Approximately 8% of the participants met the symptom criteria for probable post-traumatic stress disorder, 22% reported mild to severe depression, and 4% reported increased alcohol use during the attacks. Distress related to routine activities and perceived safety were associated with increased post-traumatic stress and depressive symptoms and alcohol use.
Distress and perceived safety are associated with specific routine activities and both contribute to psychological and behavioral responses during a terrorist attack. These findings have implications for targeted information dissemination and risk communication by community leaders. (Disaster Med Public Health Preparedness. 2015;9:509–515)
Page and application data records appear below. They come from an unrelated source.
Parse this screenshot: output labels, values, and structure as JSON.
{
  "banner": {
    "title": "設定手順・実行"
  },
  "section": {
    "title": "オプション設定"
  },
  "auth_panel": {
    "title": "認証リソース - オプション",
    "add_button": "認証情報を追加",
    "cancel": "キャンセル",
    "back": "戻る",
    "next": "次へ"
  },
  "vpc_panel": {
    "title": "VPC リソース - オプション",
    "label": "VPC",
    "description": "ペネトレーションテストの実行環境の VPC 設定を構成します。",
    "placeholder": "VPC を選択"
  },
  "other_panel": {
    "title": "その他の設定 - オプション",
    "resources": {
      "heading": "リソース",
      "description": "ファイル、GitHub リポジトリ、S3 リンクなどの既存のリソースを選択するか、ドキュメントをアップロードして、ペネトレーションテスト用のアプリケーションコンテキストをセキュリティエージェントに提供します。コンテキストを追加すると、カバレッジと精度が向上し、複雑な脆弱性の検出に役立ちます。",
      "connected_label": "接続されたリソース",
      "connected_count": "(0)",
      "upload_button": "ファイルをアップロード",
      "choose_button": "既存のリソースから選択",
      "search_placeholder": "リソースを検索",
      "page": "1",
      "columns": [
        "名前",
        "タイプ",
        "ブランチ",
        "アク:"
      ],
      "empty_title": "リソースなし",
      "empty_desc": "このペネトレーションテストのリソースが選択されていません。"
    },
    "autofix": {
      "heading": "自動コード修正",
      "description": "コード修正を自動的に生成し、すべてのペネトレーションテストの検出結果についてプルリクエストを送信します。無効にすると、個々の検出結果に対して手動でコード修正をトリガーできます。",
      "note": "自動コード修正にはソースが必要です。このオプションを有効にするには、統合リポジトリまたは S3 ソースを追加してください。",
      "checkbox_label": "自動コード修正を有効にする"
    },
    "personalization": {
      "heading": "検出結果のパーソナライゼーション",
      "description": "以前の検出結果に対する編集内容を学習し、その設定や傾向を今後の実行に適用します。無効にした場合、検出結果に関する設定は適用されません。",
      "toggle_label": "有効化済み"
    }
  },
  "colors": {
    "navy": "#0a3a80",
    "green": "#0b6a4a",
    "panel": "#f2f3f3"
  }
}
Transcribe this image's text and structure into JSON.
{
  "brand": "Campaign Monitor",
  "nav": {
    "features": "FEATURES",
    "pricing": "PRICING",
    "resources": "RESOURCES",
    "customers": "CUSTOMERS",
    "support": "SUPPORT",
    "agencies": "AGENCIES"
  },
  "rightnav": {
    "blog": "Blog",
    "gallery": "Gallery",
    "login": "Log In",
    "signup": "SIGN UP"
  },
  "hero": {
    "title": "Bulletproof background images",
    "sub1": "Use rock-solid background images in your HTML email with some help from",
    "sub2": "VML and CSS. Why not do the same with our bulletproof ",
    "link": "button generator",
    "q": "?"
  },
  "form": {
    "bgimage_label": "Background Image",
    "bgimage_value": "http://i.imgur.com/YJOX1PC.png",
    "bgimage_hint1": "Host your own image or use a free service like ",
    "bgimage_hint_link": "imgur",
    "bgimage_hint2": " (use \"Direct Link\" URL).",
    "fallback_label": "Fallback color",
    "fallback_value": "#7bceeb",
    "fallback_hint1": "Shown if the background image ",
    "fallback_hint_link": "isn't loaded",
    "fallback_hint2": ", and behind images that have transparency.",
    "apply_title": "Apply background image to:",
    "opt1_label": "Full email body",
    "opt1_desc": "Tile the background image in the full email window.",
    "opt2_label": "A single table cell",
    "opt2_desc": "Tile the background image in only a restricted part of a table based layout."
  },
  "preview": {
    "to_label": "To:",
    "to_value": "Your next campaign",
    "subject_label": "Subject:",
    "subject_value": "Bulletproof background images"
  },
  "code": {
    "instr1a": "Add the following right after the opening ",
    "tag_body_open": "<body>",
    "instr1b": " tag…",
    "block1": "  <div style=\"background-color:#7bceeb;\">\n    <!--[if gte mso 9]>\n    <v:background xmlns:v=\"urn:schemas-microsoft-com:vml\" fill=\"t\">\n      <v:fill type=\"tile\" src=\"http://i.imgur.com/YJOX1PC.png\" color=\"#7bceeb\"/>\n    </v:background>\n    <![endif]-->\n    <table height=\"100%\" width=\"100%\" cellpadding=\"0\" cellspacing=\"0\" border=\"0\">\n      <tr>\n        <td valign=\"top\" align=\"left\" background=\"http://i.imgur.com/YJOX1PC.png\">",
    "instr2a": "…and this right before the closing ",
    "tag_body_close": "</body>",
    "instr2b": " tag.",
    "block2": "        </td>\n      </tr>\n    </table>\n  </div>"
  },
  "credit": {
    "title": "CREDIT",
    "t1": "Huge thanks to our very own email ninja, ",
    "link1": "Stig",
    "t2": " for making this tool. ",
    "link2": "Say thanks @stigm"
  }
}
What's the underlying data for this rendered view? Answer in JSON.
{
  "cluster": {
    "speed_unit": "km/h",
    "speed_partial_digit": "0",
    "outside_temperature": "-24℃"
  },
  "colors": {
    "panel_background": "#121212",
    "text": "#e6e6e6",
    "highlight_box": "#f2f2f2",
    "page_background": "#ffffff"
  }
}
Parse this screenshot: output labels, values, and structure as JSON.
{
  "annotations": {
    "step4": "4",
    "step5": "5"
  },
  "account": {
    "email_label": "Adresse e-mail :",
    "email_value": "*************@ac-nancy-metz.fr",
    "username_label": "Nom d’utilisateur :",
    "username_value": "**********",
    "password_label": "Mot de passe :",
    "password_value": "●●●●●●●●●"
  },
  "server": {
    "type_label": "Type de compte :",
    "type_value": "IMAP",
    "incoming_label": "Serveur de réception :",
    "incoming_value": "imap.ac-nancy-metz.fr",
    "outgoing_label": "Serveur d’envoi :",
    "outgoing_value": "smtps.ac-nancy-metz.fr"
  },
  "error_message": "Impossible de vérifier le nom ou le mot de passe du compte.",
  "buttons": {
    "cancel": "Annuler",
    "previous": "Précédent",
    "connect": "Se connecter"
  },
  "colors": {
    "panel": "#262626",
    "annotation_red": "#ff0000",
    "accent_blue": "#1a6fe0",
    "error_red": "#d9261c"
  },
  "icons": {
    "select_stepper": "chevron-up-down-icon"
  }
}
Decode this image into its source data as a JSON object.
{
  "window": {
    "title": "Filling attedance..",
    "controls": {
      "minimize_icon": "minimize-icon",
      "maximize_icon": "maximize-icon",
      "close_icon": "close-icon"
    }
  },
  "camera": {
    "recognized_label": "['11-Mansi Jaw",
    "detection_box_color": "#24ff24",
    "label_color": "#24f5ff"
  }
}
The current study sought to examine the utility of intra-individual variability (IIV) in distinguishing participants with prodromal Huntington disease (HD) from nongene-expanded controls. IIV across 15 neuropsychological tasks and within-task IIV using a self-paced timing task were compared as a single measure of processing speed (Symbol Digit Modalities Test [SDMT]) in 693 gene-expanded and 191 nongene-expanded participants from the PREDICT-HD study. After adjusting for depressive symptoms and motor functioning, individuals estimated to be closest to HD diagnosis displayed higher levels of across- and within-task variability when compared to controls and those prodromal HD participants far from disease onset (FICV(3,877)=11.25; p<.0001; FPacedTiming(3,877)=22.89; p<.0001). When prodromal HD participants closest to HD diagnosis were compared to controls, Cohen’s d effect sizes were larger in magnitude for the within-task variability measure, paced timing (−1.01), and the SDMT (−0.79) and paced tapping coefficient of variation (CV) (−0.79) compared to the measures of across-task variability [CV (0.55); intra-individual standard deviation (0.26)]. Across-task variability may be a sensitive marker of cognitive decline in individuals with prodromal HD approaching disease onset. However, individual neuropsychological tasks, including a measure of within-task variability, produced larger effect sizes than an index of across-task IIV in this sample. (JINS, 2015, 21, 8–21)